This artist’s impression depicts a rapidly spinning supermassive black hole surrounded by an accretion disc. ESO, ESA/Hubble, M. Kornmesser

Astronomers believe that they have succeeded in taking the first-ever image of a black hole — or, more precisely, of its event horizon. On Wednesday, scientists associated with the Event Horizon Telescope (EHT) — a collaboration that uses network of telescopes spread across the globe to create an Earth-sized telescope — said that after five nights of observations, they may have snapped a photograph of the supermassive black hole residing in our galaxy’s heart.

The staggering amount of data collected during the observations has been recorded on over 1,000 hard drives, and the first images of the black hole Sagittarius A* — a behemoth 4 million times the mass of our sun — will emerge either late this year or early next year.

“Even if the first images are still crappy and washed out, we can already test for the first time some basic predictions of Einstein's theory of gravity in the extreme environment of a black hole,” Heino Falcke, a radio astronomer from the University in Nijmegen in the Netherlands who was involved in the project, told National Geographic magazine.

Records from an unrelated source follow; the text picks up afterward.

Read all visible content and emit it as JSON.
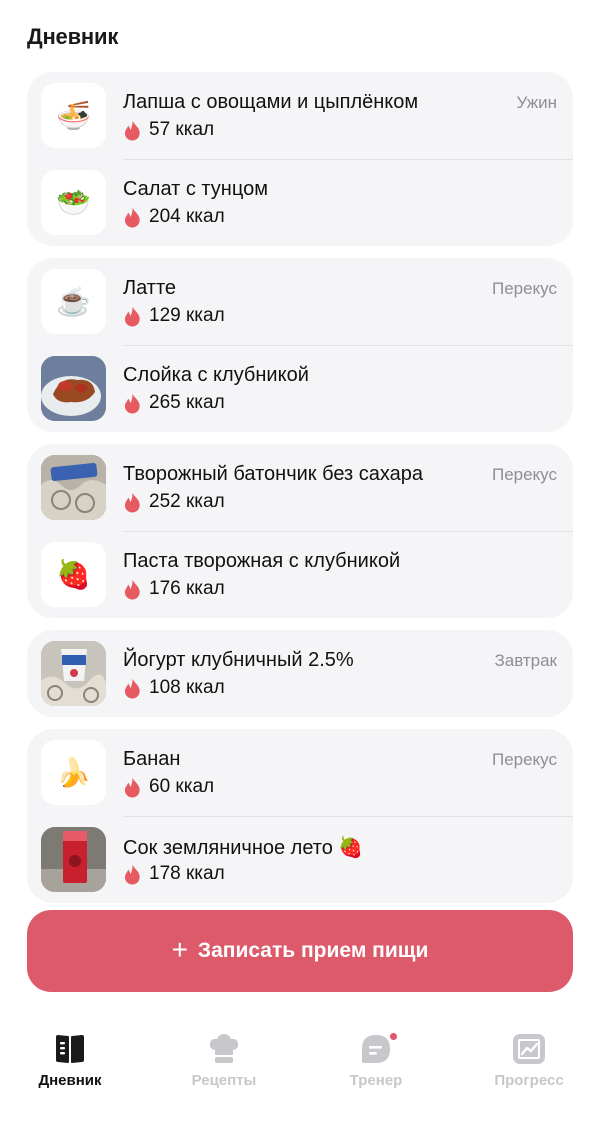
{
  "page": {
    "title": "Дневник"
  },
  "groups": [
    {
      "items": [
        {
          "name": "Лапша с овощами и цыплёнком",
          "kcal": "57 ккал",
          "meal_type": "Ужин",
          "icon": "noodle-bowl-icon",
          "emoji": "🍜",
          "photo": false
        },
        {
          "name": "Салат с тунцом",
          "kcal": "204 ккал",
          "meal_type": "",
          "icon": "salad-icon",
          "emoji": "🥗",
          "photo": false
        }
      ]
    },
    {
      "items": [
        {
          "name": "Латте",
          "kcal": "129 ккал",
          "meal_type": "Перекус",
          "icon": "coffee-cup-icon",
          "emoji": "☕",
          "photo": false
        },
        {
          "name": "Слойка с клубникой",
          "kcal": "265 ккал",
          "meal_type": "",
          "icon": "pastry-photo",
          "emoji": "",
          "photo": true
        }
      ]
    },
    {
      "items": [
        {
          "name": "Творожный батончик без сахара",
          "kcal": "252 ккал",
          "meal_type": "Перекус",
          "icon": "curd-bar-photo",
          "emoji": "",
          "photo": true
        },
        {
          "name": "Паста творожная с клубникой",
          "kcal": "176 ккал",
          "meal_type": "",
          "icon": "strawberry-icon",
          "emoji": "🍓",
          "photo": false
        }
      ]
    },
    {
      "items": [
        {
          "name": "Йогурт клубничный 2.5%",
          "kcal": "108 ккал",
          "meal_type": "Завтрак",
          "icon": "yogurt-photo",
          "emoji": "",
          "photo": true
        }
      ]
    },
    {
      "items": [
        {
          "name": "Банан",
          "kcal": "60 ккал",
          "meal_type": "Перекус",
          "icon": "banana-icon",
          "emoji": "🍌",
          "photo": false
        },
        {
          "name": "Сок земляничное лето 🍓",
          "kcal": "178 ккал",
          "meal_type": "",
          "icon": "juice-photo",
          "emoji": "",
          "photo": true
        }
      ]
    }
  ],
  "add_button": {
    "label": "Записать прием пищи",
    "icon": "plus-icon"
  },
  "tabbar": {
    "tabs": [
      {
        "id": "diary",
        "label": "Дневник",
        "icon": "book-icon",
        "active": true
      },
      {
        "id": "recipes",
        "label": "Рецепты",
        "icon": "chef-hat-icon",
        "active": false
      },
      {
        "id": "coach",
        "label": "Тренер",
        "icon": "chat-bubble-icon",
        "active": false,
        "badge": true
      },
      {
        "id": "progress",
        "label": "Прогресс",
        "icon": "chart-icon",
        "active": false
      }
    ]
  },
  "colors": {
    "accent": "#dd5a6b",
    "flame": "#e65b62",
    "card_bg": "#f5f5f7",
    "muted_text": "#8e8e93",
    "inactive_tab": "#c7c7cc"
  }
}
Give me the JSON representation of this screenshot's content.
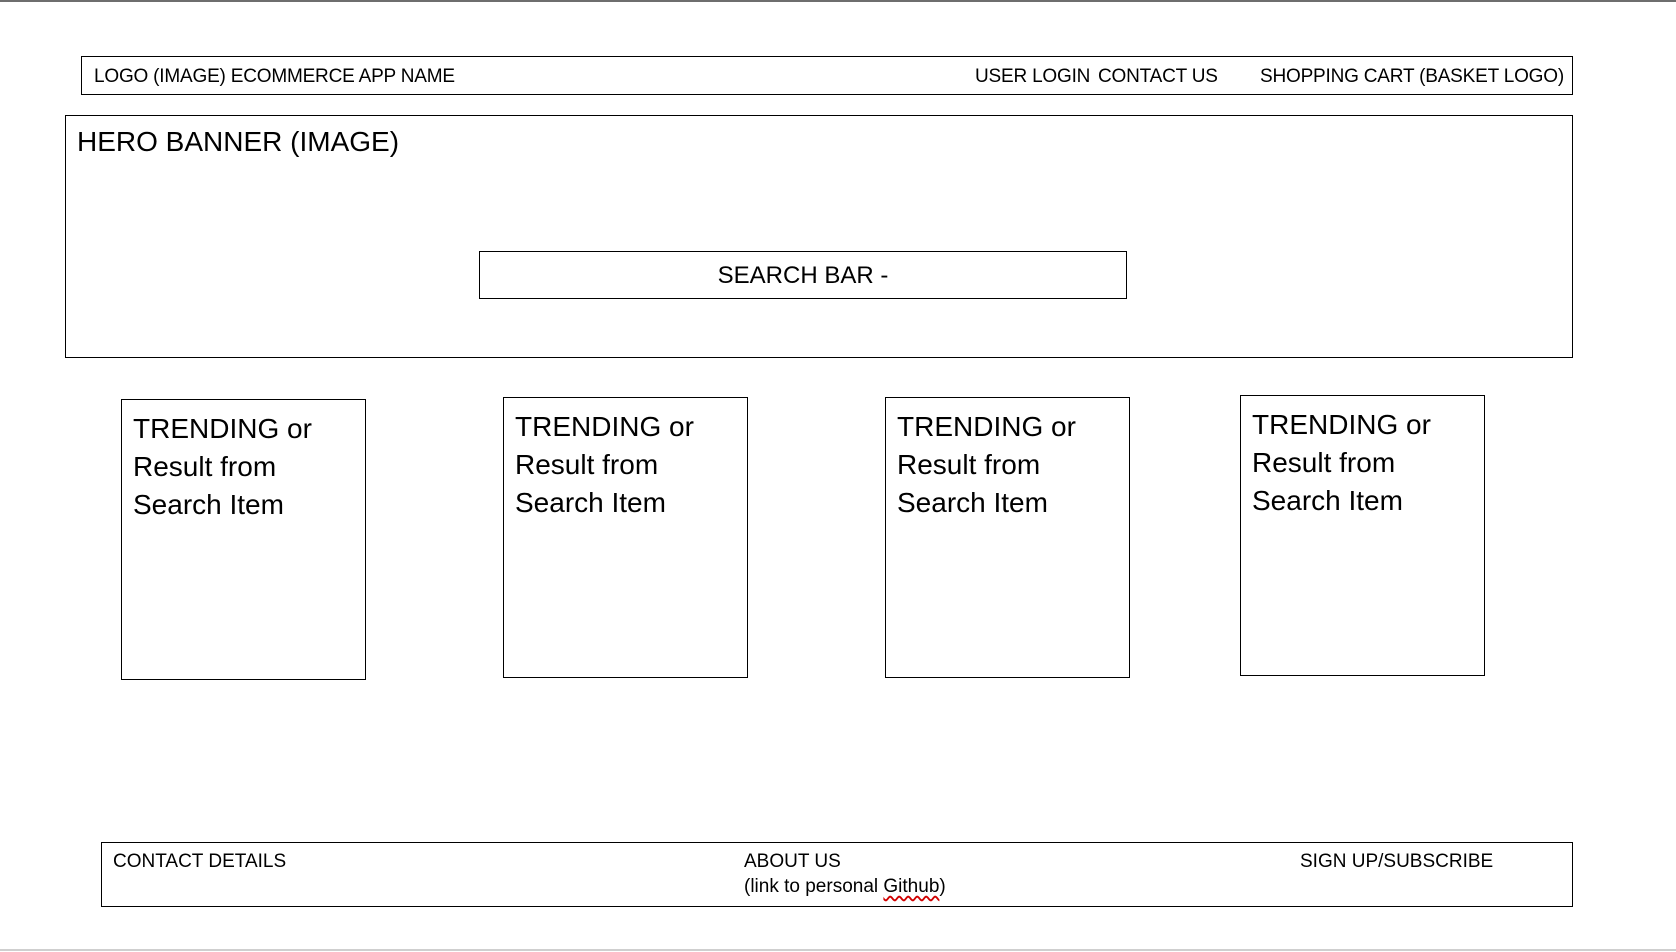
{
  "header": {
    "logo_app_name": "LOGO (IMAGE) ECOMMERCE APP NAME",
    "nav": {
      "user_login": "USER LOGIN",
      "contact_us": "CONTACT US",
      "shopping_cart": "SHOPPING CART (BASKET LOGO)"
    }
  },
  "hero": {
    "title": "HERO BANNER (IMAGE)",
    "search_label": "SEARCH BAR -"
  },
  "cards": [
    {
      "line1": "TRENDING or",
      "line2": "Result from",
      "line3": "Search Item"
    },
    {
      "line1": "TRENDING or",
      "line2": "Result from",
      "line3": "Search Item"
    },
    {
      "line1": "TRENDING or",
      "line2": "Result from",
      "line3": "Search Item"
    },
    {
      "line1": "TRENDING or",
      "line2": "Result from",
      "line3": "Search Item"
    }
  ],
  "footer": {
    "contact_details": "CONTACT DETAILS",
    "about_us": "ABOUT US",
    "about_us_note_prefix": "(link to personal ",
    "about_us_note_link": "Github",
    "about_us_note_suffix": ")",
    "signup": "SIGN UP/SUBSCRIBE"
  }
}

Black holes are perhaps the most mysterious class of objects in the known universe. Part of the enigma stems from the fact that despite overwhelming circumstantial evidence for their existence, no one has actually ever seen a black hole.

This is because their gravitational influence is so great that not even light can escape them.

An illustration of a black hole. ESO, ESA/Hubble, M. Kornmesser/N. Bartmann

“They’re reality-bending concentrations of matter squeezed into a very tiny space, creating an object with an immense gravitational pull,” the European Southern Observatory, whose Atacama Large Millimeter/submillimeter Array (ALMA) joined the EHT collaboration last month, explained in a blog post. “Around a black hole is a boundary called an event horizon — the surface beyond which nothing can escape the black hole’s clutches, not even light.”

If the EHT project, which uses telescopes in Hawaii, Arizona, Chile, and even the South Pole, succeeds in photographing the black hole’s event horizon, it could provide a concrete test for Einstein’s general theory of relativity. Models based on this theory predict a roughly circular shadow around the black hole.

EHT project
This infographic details the locations of the participating telescopes of the Event Horizon Telescope (EHT) and the Global mm-VLBI Array (GMVA). Their goal is to image, for the very first time, the shadow of the event horizon of the supermassive black hole at the centre of the Milky Way, as well as to study the properties of the accretion and outflow around the Galactic Centre. ESO/O. Furtak

“Now, it could be that we will see something different,” Sheperd Doeleman, director of the EHT project, told BBC News in February. “As I've said before, it's never a good idea to bet against Einstein, but if we did see something that was very different from what we expect we would have to reassess the theory of gravity.”